BEGIN SOURCE INFORMATION
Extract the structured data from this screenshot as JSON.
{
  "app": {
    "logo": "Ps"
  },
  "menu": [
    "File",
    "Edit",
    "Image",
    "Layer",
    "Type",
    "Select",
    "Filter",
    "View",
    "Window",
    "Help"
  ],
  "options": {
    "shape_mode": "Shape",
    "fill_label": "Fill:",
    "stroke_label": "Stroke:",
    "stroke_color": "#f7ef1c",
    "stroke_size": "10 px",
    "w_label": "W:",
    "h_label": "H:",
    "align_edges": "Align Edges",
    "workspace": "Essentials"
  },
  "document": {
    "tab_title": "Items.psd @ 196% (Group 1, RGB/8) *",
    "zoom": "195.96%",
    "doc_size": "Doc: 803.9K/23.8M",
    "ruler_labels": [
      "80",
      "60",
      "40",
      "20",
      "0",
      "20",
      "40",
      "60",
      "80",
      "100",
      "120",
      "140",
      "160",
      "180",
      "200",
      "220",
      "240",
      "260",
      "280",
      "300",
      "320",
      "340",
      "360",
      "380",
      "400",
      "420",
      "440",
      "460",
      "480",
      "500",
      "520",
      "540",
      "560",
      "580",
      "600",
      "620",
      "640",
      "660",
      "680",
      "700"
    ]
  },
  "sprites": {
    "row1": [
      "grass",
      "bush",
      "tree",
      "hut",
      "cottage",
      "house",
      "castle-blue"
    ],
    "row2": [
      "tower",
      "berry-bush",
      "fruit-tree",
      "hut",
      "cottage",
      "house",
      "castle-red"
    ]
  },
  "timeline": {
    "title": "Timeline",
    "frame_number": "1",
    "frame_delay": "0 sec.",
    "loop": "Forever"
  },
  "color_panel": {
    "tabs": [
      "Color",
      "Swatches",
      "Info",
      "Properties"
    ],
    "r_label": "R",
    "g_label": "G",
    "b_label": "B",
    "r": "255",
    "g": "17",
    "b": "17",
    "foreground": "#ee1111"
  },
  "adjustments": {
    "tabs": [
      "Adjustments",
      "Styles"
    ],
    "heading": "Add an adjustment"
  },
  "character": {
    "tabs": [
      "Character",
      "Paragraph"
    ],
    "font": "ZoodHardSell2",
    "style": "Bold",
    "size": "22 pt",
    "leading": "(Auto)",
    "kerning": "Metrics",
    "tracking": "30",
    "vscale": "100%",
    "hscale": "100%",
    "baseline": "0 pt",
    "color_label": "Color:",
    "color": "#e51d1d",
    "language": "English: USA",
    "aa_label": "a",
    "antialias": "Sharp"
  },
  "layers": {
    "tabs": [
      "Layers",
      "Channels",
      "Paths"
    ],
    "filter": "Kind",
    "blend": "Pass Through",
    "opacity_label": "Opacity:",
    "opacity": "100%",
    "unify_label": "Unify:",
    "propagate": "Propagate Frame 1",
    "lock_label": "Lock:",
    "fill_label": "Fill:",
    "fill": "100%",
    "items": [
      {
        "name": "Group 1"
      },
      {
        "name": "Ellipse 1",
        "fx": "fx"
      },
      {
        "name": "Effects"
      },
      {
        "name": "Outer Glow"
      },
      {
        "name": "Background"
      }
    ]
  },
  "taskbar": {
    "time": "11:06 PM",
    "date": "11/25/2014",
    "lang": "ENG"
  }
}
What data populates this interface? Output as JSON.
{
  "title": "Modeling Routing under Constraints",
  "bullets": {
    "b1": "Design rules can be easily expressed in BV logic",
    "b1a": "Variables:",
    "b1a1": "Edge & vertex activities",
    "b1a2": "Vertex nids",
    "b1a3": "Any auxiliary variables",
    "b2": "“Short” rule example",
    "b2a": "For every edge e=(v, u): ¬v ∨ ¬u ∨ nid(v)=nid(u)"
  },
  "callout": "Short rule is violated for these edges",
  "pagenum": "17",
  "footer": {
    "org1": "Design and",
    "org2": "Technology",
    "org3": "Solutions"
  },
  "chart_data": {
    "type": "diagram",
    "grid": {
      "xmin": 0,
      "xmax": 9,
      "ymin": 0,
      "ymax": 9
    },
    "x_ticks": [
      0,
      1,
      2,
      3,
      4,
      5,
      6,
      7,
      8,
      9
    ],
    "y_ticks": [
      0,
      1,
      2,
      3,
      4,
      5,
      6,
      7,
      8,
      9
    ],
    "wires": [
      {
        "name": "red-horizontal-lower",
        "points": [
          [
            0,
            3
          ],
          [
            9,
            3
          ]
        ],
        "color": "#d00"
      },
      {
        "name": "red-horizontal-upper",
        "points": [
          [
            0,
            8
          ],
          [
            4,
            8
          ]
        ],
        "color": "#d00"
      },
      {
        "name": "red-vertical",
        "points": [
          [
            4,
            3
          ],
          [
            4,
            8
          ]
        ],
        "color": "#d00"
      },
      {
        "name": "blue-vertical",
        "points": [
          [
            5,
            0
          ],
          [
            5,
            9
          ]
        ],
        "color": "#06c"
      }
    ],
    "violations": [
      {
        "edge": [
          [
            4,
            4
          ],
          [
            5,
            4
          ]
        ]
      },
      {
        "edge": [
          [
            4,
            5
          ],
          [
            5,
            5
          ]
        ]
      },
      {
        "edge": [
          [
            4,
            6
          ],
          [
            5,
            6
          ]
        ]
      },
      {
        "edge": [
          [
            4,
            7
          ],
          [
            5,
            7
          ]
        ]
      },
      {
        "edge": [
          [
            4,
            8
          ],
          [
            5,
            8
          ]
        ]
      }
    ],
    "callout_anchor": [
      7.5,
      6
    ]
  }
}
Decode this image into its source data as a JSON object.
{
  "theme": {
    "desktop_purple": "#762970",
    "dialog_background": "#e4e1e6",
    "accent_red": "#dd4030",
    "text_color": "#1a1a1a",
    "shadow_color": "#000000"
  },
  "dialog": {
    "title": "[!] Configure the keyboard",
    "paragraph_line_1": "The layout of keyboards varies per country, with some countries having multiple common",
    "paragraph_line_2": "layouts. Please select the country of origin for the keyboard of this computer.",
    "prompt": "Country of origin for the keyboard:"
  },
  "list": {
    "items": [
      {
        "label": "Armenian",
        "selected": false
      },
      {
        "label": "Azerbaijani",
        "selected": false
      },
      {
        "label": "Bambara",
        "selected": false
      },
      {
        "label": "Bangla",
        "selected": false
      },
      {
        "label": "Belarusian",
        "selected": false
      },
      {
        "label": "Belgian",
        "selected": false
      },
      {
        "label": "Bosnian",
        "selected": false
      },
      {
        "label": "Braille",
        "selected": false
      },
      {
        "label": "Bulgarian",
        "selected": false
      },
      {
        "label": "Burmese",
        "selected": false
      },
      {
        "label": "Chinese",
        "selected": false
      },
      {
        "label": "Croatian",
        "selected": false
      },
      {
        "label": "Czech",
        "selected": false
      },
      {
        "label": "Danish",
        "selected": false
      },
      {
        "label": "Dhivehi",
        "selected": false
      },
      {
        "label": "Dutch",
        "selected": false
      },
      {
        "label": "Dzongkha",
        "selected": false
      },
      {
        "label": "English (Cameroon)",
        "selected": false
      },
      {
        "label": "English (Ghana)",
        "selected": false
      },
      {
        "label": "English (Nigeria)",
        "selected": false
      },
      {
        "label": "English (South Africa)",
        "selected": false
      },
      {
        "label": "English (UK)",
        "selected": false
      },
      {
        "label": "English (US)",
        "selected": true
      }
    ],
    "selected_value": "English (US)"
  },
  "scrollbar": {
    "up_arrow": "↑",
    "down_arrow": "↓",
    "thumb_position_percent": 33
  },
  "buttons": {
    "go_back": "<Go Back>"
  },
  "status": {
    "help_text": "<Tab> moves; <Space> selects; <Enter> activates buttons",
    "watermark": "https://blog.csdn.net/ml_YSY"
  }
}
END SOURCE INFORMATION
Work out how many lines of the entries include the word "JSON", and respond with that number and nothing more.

3